Highly anticipated potential first-line treatment now a go in the United States.
Dupilumab, a drug considered extremely promising for the treatment of atopic dermatitis (AD), was today approved for treatment of the skin condition by the US Food and Drug Administration (FDA).
Fast-tracked by the FDA in September of 2016, the drug has elicited a great deal of anticipation. In the SOLO1 and SOLO2 trials, published in The New England Journal of Medicine in October, a significantly greater portion of those who received dupilumab saw a reduction in Eczema Area and Severity Index (EASI) by 75% after 16 weeks than those who received placebo.
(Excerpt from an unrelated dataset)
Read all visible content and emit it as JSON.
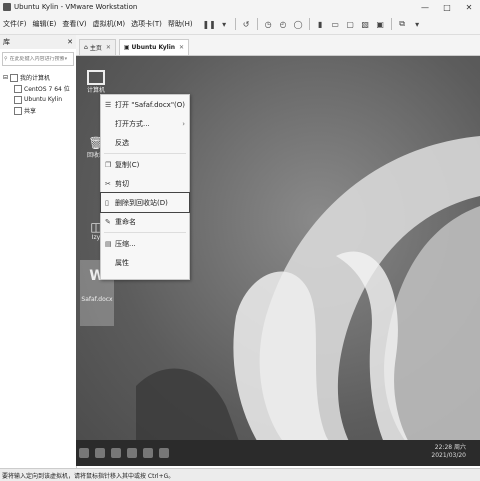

Eric Simpson, the lead author on those studies, spoke to MD Magazine not long after their release. “I was quite surprised in the earlier phase trials we performed on the drug,” he said. “It was not clear which chemical messengers were most important in this condition as there are so many abnormalities you can find in the skin of affected patients. After many years of trying by many companies, Regeneron and Sanofi found two very important mediators of the disease.”
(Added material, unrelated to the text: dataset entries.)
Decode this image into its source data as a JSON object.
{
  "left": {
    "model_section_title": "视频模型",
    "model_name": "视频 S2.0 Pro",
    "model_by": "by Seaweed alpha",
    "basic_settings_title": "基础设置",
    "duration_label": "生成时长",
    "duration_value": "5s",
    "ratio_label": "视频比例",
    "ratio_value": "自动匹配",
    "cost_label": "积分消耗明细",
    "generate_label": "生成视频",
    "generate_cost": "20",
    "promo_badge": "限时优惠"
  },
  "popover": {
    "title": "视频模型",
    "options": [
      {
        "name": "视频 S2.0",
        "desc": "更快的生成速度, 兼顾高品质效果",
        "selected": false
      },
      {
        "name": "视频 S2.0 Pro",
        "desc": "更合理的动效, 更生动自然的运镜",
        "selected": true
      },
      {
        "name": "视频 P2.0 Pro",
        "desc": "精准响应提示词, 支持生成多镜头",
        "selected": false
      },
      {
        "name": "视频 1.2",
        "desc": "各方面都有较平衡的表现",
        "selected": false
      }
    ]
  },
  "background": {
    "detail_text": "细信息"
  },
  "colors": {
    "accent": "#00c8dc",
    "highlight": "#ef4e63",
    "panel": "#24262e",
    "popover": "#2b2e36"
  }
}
A fully human monoclonal antibody directed against the body’s interleukin (IL)-4 receptors, dupilumab is intended to block signaling of IL-4 and IL-13. Both are cytokines believed to play a major role in the manifestation of allergic diseases, and the drug is being considered for other applications, including the treatment of asthma.
“There are no approved therapies for AD in the United States, outside of oral corticosteroids, a treatment discouraged by all treatment guidelines across the globe. There will be cheaper options to treat atopic dermatitis systemically, but they do not show the same level of effectiveness and are limited by significant side effects,” Simpson said.
Earlier this month, the United Kingdom accepted it to be tried in it Early Access to Medicines Scheme, which gives patients with severe manifestations of given conditions that cannot receive adequate treatment with current drugs access to newer therapies yet to be confirmed by the European Medicines Agency (EMA). The EMA is also currently reviewing dupilumab for approval.
A joint venture of aforementioned titans Sanofi and Regeneron, the drug will be marketed as Dupixent and is expected to be a blockbuster, with annual sales predicted in the billions of dollars. Speaking to MD Magazine at the American Academy of Allergy, Asthma, and Immunology 2017 meeting, Regeneron’s Executive Director Bola Akinlade, MD, indicated the drug would fundamentally impact the care of moderate to severe AD. “There really has not been an approved, systemic treatment for moderate to severe atopic dermatitis…dupilumab certainly would be a very revolutionary treatment.”
"Not only has it shown efficacy in atopic dermatitis, but dupilumab also has shown efficacy in related atopic dermatitis conditions such as asthma and nasal polyps," said Akinlade.